This is the touching moment when a herd of elephants rushed over to comfort a young elephant who had recently lost his mother.
One-year-old Mukkoka was wandering around all alone and afraid in the Tsavo East National Park in Kenya.
Fortunately for him, the calf was discovered by David Sheldrick Wildlife Trust (DSWT) rescuers just in time.
When they discovered Mukkoka’s lone footprints in the sand near the Tiva River, they were doing an aerial sweep of the region in a plane.
Unfortunately, they could not locate his mother, and they had no idea what had happened to her.
After spending so much time alone, the baby elephant desperately needed medical attention and a warm glass of milk, which the rescuers quickly provided.
After a few days, when he was starting to feel a little better, his caregivers decided it was the ideal time to expose him to the best medicine of all, some new friends.
The other elephants flocked to the newborn elephant as soon as he was introduced, smothering him in affection. He was now a member of their family.
“They immediately enveloped him and led him out into the forest to meet the rest of the nursery herd,” Rob Brandford, executive director of DSWT, told The Dodo.
“The greeting he was met with was a warm one, with the other babies reaching out their trunks to comfort and welcome Mukkoka as a new family member.”
Elephants are highly social creatures who flourish in communities with other elephants of the same kind. They depend on one another for support and camaraderie, and they all seem to know that Mukkoka needs it the most.
Even though they frequently observe the elephants’ strong familial ties and empathy for others, it was a particularly moving occasion for the humans who care for them.
“Though it is something we have seen time and again, the empathy shown by these elephants never ceases to amaze,” Brandford said.
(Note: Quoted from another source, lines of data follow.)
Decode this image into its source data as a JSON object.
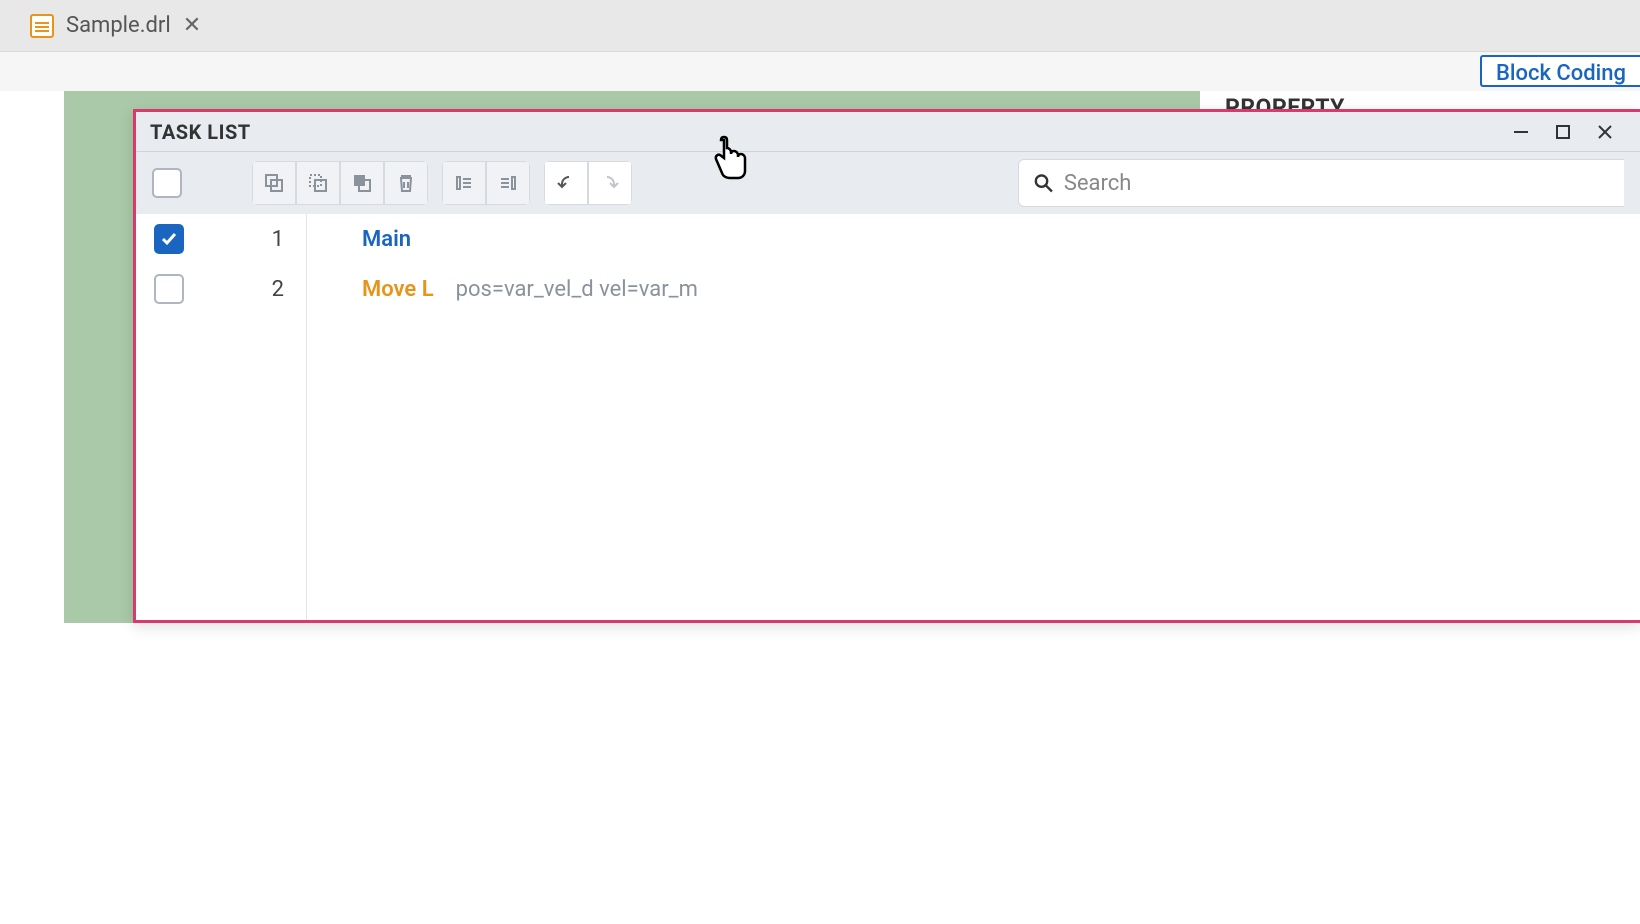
{
  "tab": {
    "filename": "Sample.drl"
  },
  "top_button": "Block Coding",
  "hidden_label": "PROPERTY",
  "panel": {
    "title": "TASK LIST",
    "search_placeholder": "Search",
    "rows": [
      {
        "num": "1",
        "cmd": "Main",
        "style": "main",
        "args": "",
        "checked": true
      },
      {
        "num": "2",
        "cmd": "Move L",
        "style": "move",
        "args": "pos=var_vel_d vel=var_m",
        "checked": false
      }
    ]
  }
}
“Remembering that they too have experienced the loss of their own family, their level of compassion is genuinely heartwarming to watch as they reach out to newly orphaned calves, offering comfort and friendship.”
Mukkoka has experienced the tragic loss of his mother, but he is now in the best position to get ready for his eventual return to the wild. He’ll probably require DSWT’s care for the next ten years until he is returned to a protected wild habitat.
He will be recovering and learning all the ins and outs of being an elephant until then, with support from his loving adoptive family at every turn.
“Touch [is] an important part of welcoming a new family member and making them feel safe,” Brandford added. “This loving interaction helps enormously as the orphans overcome the sense of loss.”